DP11240 Wolves in Sheep's Clothing: Is non-profit status used to signal quality?
|Author(s):||Daniel Jones, Carol Propper, Sarah Smith|
|Publication Date:||April 2016|
|Keyword(s):||non-profit, nursing homes, quality disclosure|
|JEL(s):||I11, I18, L31|
|Programme Areas:||Public Economics|
|Link to this Page:||cepr.org/active/publications/discussion_papers/dp.php?dpno=11240|

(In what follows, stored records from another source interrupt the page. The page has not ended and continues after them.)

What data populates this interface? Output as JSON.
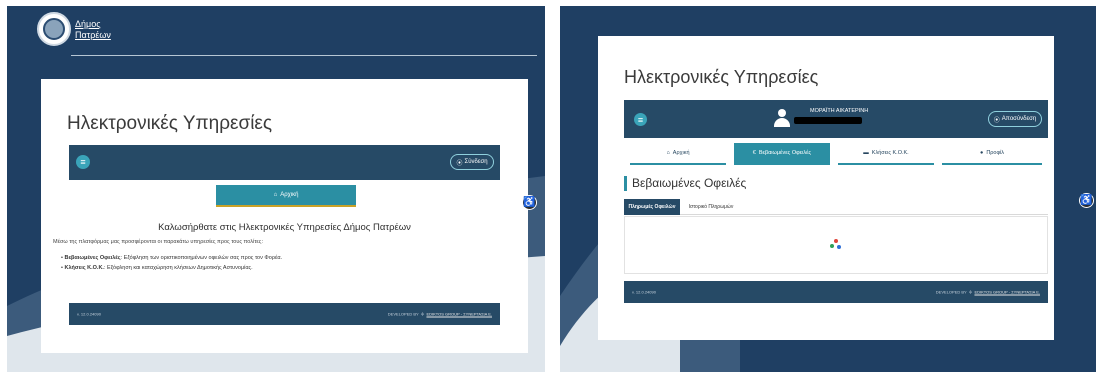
{
  "left": {
    "logo_line1": "Δήμος",
    "logo_line2": "Πατρέων",
    "page_title": "Ηλεκτρονικές Υπηρεσίες",
    "menu_icon": "hamburger-icon",
    "login_label": "Σύνδεση",
    "home_tab": "Αρχική",
    "welcome_heading": "Καλωσήρθατε στις Ηλεκτρονικές Υπηρεσίες Δήμος Πατρέων",
    "intro_text": "Μέσω της πλατφόρμας μας προσφέρονται οι παρακάτω υπηρεσίες προς τους πολίτες:",
    "services": [
      {
        "name": "Βεβαιωμένες Οφειλές",
        "desc": ": Εξόφληση των οριστικοποιημένων οφειλών σας προς τον Φορέα."
      },
      {
        "name": "Κλήσεις Κ.Ο.Κ.",
        "desc": ": Εξόφληση και καταχώρηση κλήσεων Δημοτικής Αστυνομίας."
      }
    ],
    "footer_left": "v. 12.0.24090",
    "footer_dev": "DEVELOPED BY",
    "footer_company": "EDIKTOS GROUP - ΣΥΝΕΡΓΑΣΙΑ Ε."
  },
  "right": {
    "page_title": "Ηλεκτρονικές Υπηρεσίες",
    "user_name": "ΜΟΡΑΪΤΗ ΑΙΚΑΤΕΡΙΝΗ",
    "logout_label": "Αποσύνδεση",
    "tabs": [
      {
        "label": "Αρχική",
        "icon": "home-icon",
        "active": false
      },
      {
        "label": "Βεβαιωμένες Οφειλές",
        "icon": "euro-icon",
        "active": true
      },
      {
        "label": "Κλήσεις Κ.Ο.Κ.",
        "icon": "card-icon",
        "active": false
      },
      {
        "label": "Προφίλ",
        "icon": "user-icon",
        "active": false
      }
    ],
    "section_title": "Βεβαιωμένες Οφειλές",
    "subtabs": [
      {
        "label": "Πληρωμές Οφειλών",
        "active": true
      },
      {
        "label": "Ιστορικό Πληρωμών",
        "active": false
      }
    ],
    "footer_left": "v. 12.0.24090",
    "footer_dev": "DEVELOPED BY",
    "footer_company": "EDIKTOS GROUP - ΣΥΝΕΡΓΑΣΙΑ Ε."
  },
  "colors": {
    "navy": "#264a66",
    "teal": "#2b8fa3",
    "background": "#1f3f63"
  }
}
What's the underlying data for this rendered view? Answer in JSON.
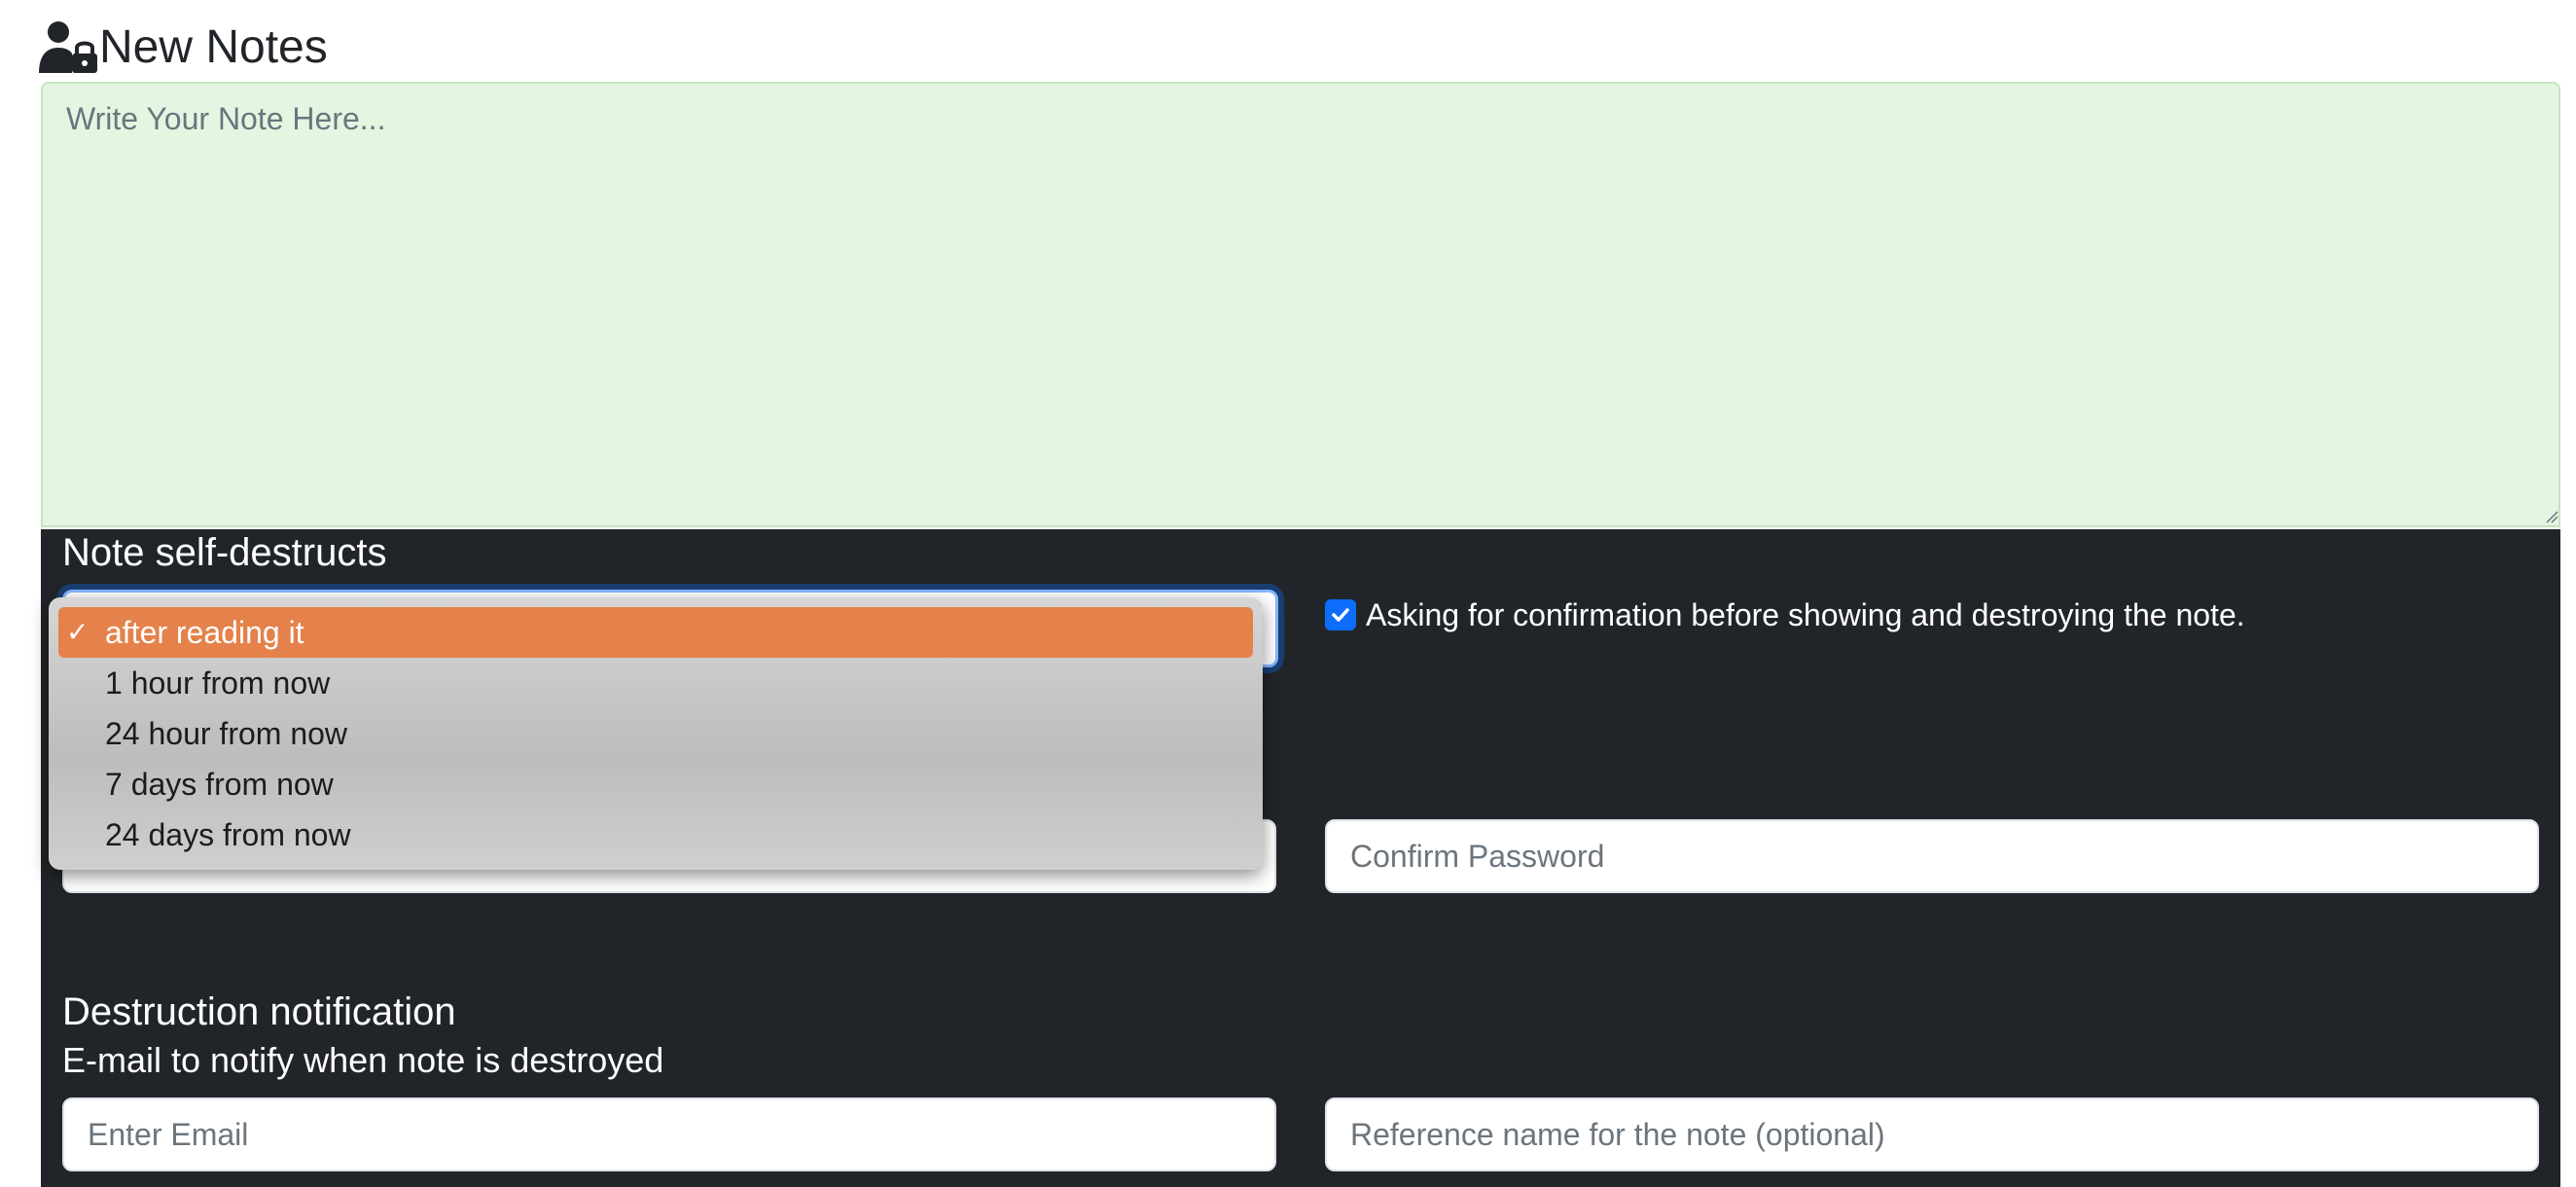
{
  "header": {
    "title": "New Notes",
    "icon": "user-lock-icon"
  },
  "note": {
    "placeholder": "Write Your Note Here..."
  },
  "self_destruct": {
    "heading": "Note self-destructs",
    "options": [
      {
        "label": "after reading it",
        "selected": true
      },
      {
        "label": "1 hour from now",
        "selected": false
      },
      {
        "label": "24 hour from now",
        "selected": false
      },
      {
        "label": "7 days from now",
        "selected": false
      },
      {
        "label": "24 days from now",
        "selected": false
      }
    ],
    "check_mark": "✓",
    "confirm": {
      "checked": true,
      "label": "Asking for confirmation before showing and destroying the note."
    }
  },
  "password": {
    "confirm_placeholder": "Confirm Password"
  },
  "notification": {
    "heading": "Destruction notification",
    "subheading": "E-mail to notify when note is destroyed",
    "email_placeholder": "Enter Email",
    "reference_placeholder": "Reference name for the note (optional)"
  },
  "colors": {
    "note_bg": "#e4f6e1",
    "panel_bg": "#212529",
    "selected_option": "#e5814a",
    "checkbox": "#0d6efd"
  }
}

Why do firms adopt non-profit status? One argument is that non-profit status serves as a signal of quality when consumers are not well informed. A testable implication is that an increase in consumer information may lead to a reduction in the number of non-profits in a market. We test this idea empirically by exploiting an exogenous increase in consumer information in the US nursing home industry. Indeed, we find that the information shock led to a reduction in the share of non-profit homes in the market, driven by a combination of home closure and sector switching. The lowest quality non-profits were the most likely to exit. Our results have important implications for the effects of reforms to increase consumer provision in a number of public services.